Quarterly figures released last week by International Data Corporation on sales of wearable tracking devices showed that Fitbit held steady in first position with 22% of the market.
When the Apple Watch was first announced, we expected it would cut into the fitness-tracking market. Instead, the Apple Watch has mostly hurt other smartwatch makers, like Samsung, which fell out of the top five this quarter.
Fitbit’s success stems from a number of factors. Its retail distribution is top-notch, and has been growing outside the US. Its latest trackers, the Fitbit Charge and Fitbit Surge, are selling well. And its signing up big sales to businesses that want to give fitness devices to their employees—like Target, which is including 335,000 workers in Fitbit’s Corporate Wellness program.

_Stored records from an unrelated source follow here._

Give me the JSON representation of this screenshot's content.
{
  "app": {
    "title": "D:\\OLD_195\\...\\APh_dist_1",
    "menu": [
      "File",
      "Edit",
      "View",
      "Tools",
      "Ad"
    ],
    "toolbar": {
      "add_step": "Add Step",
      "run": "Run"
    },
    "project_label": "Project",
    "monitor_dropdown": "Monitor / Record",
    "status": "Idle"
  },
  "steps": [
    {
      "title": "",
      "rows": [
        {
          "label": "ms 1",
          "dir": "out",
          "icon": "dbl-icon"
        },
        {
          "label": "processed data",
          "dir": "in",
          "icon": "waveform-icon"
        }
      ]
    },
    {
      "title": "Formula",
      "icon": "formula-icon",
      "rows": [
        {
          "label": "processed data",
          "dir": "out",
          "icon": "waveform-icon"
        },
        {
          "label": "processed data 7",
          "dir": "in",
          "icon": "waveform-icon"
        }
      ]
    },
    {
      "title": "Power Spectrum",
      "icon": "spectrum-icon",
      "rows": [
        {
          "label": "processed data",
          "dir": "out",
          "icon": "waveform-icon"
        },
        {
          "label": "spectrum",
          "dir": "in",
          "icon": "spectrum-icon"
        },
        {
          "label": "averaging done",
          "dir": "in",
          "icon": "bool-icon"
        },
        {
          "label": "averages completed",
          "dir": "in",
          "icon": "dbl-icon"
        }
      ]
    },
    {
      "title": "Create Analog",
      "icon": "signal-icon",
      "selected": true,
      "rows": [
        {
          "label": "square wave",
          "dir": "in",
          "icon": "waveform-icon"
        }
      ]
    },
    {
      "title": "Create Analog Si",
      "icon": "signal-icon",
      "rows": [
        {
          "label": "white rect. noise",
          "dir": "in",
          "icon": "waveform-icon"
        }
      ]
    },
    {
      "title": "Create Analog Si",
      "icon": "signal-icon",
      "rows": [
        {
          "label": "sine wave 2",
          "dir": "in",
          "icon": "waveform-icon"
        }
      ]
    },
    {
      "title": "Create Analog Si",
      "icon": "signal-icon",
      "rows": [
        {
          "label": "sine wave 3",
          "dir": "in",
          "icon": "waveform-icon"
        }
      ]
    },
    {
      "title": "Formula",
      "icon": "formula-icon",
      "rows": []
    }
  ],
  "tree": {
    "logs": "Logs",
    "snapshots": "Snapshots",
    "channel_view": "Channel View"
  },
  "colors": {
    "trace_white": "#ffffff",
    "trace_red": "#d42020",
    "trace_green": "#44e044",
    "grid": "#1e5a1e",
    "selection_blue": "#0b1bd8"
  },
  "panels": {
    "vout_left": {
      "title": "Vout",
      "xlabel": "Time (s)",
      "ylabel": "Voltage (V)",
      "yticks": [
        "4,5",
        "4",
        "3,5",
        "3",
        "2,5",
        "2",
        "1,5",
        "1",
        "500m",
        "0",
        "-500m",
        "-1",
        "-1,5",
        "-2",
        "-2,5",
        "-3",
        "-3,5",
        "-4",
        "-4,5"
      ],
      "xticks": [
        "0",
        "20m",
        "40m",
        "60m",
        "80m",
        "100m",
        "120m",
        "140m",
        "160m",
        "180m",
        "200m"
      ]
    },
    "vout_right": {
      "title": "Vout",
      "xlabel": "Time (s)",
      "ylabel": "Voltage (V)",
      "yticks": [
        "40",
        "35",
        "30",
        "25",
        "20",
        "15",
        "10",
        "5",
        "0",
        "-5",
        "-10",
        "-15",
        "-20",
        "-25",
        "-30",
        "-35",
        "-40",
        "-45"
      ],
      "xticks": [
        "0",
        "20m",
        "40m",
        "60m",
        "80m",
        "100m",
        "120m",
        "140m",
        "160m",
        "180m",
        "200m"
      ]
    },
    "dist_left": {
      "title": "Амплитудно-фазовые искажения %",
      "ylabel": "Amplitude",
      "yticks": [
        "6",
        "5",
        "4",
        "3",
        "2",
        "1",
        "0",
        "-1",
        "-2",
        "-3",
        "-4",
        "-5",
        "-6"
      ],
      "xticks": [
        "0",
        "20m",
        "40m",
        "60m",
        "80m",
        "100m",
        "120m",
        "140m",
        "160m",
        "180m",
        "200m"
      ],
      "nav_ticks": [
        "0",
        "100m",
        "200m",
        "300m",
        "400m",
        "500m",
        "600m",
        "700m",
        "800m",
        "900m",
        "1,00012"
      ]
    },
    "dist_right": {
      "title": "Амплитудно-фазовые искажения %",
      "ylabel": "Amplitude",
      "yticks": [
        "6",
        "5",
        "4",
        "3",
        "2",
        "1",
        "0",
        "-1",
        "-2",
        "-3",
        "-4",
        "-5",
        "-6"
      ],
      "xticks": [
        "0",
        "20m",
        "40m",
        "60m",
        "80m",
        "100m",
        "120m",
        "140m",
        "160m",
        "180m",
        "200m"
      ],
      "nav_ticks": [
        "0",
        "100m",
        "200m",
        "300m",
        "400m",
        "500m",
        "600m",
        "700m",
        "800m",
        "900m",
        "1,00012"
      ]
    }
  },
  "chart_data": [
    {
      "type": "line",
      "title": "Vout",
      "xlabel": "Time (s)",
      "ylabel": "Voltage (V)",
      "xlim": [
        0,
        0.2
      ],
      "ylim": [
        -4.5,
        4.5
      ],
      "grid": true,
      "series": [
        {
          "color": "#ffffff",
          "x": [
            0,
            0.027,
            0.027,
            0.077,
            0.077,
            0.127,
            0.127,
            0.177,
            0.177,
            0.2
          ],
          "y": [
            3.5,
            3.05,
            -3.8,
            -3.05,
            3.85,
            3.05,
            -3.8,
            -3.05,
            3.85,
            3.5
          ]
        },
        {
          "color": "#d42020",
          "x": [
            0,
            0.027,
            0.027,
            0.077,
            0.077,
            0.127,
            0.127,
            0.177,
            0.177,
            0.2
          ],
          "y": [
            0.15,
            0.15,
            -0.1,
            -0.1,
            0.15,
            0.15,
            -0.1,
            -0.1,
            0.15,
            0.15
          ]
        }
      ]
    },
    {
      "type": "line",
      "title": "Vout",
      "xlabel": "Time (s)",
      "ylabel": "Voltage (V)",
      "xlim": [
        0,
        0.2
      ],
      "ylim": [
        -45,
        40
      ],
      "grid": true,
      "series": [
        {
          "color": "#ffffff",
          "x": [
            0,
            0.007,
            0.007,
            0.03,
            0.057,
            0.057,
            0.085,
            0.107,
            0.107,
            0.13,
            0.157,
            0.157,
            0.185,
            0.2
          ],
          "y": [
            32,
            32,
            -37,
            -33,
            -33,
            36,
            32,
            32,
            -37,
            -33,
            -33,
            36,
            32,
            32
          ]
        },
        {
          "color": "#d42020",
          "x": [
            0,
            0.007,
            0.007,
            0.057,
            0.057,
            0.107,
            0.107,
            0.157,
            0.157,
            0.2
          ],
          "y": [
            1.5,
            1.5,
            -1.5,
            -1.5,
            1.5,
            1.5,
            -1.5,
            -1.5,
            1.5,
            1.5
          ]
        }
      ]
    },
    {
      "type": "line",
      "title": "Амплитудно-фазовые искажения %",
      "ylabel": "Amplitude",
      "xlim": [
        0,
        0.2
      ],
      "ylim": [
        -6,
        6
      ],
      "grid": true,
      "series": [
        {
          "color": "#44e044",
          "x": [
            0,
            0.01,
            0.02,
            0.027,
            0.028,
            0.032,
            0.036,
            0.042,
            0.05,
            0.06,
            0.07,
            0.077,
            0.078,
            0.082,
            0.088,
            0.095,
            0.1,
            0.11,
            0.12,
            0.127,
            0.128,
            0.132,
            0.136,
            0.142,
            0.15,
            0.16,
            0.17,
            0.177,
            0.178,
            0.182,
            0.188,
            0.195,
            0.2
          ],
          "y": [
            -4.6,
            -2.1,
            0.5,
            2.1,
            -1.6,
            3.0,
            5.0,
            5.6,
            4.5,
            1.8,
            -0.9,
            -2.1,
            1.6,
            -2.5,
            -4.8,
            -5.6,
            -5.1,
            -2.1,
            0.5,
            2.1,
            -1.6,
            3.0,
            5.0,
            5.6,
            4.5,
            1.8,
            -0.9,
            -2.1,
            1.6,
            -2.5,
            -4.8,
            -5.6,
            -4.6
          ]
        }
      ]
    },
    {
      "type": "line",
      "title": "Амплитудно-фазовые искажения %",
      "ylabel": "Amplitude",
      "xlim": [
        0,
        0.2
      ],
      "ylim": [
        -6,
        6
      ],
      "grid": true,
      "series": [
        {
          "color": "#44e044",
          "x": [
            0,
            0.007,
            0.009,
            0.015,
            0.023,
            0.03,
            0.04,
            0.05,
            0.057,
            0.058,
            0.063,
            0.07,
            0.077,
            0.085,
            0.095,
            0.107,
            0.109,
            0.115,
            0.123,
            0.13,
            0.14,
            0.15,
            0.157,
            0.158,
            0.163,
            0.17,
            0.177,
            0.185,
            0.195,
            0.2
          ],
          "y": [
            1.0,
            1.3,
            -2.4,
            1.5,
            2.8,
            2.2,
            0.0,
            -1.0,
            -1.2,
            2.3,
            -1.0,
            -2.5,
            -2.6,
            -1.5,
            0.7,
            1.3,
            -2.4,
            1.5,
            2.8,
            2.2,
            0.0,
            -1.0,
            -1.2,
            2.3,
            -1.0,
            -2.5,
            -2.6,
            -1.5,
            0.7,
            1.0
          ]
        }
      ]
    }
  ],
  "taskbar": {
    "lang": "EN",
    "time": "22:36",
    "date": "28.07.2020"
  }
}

The Apple Watch, meanwhile, is selling well, thanks to its relatively more affordable Sport line. The release of WatchOS 2, which allows apps to take better advantage of the smartwatch’s built-in capabilities, may increase interest.
Xiaomi comes in third and offers an interest contrast to Apple. The company, best known as the top Android smartphone maker in China, sells fitness bands for less than $15.
“China has quickly emerged as the fastest-growing wearables market, attracting companies eager to compete on price and feature sets,” wrote Ramon Llamas, research manager for IDC’s wearables team, in the report. But Chinese companies like Xiaomi have struggled to extend their reach outside China. An example is fifth-place seller XTC, producer of the Y01 children’s phone watch.
Smaller companies hold 34% of the market, showing considerable fragmentation. There isn’t a single Android Wear manufacturer in the top five, despite a slew of new releases this year, suggesting that Google’s smartwatch operating system just isn’t taking off.
It seems like the real challenge for Fitbit isn’t coming from makers of other wrist-worn wearables. Instead, it’s the high drop-off rates seen by fitness trackers. Corporate wellness programs, which sometimes offer financial incentives to use the devices, might be an answer. For now, winning a market where people stop using devices after less than a year seems like a hollow prize.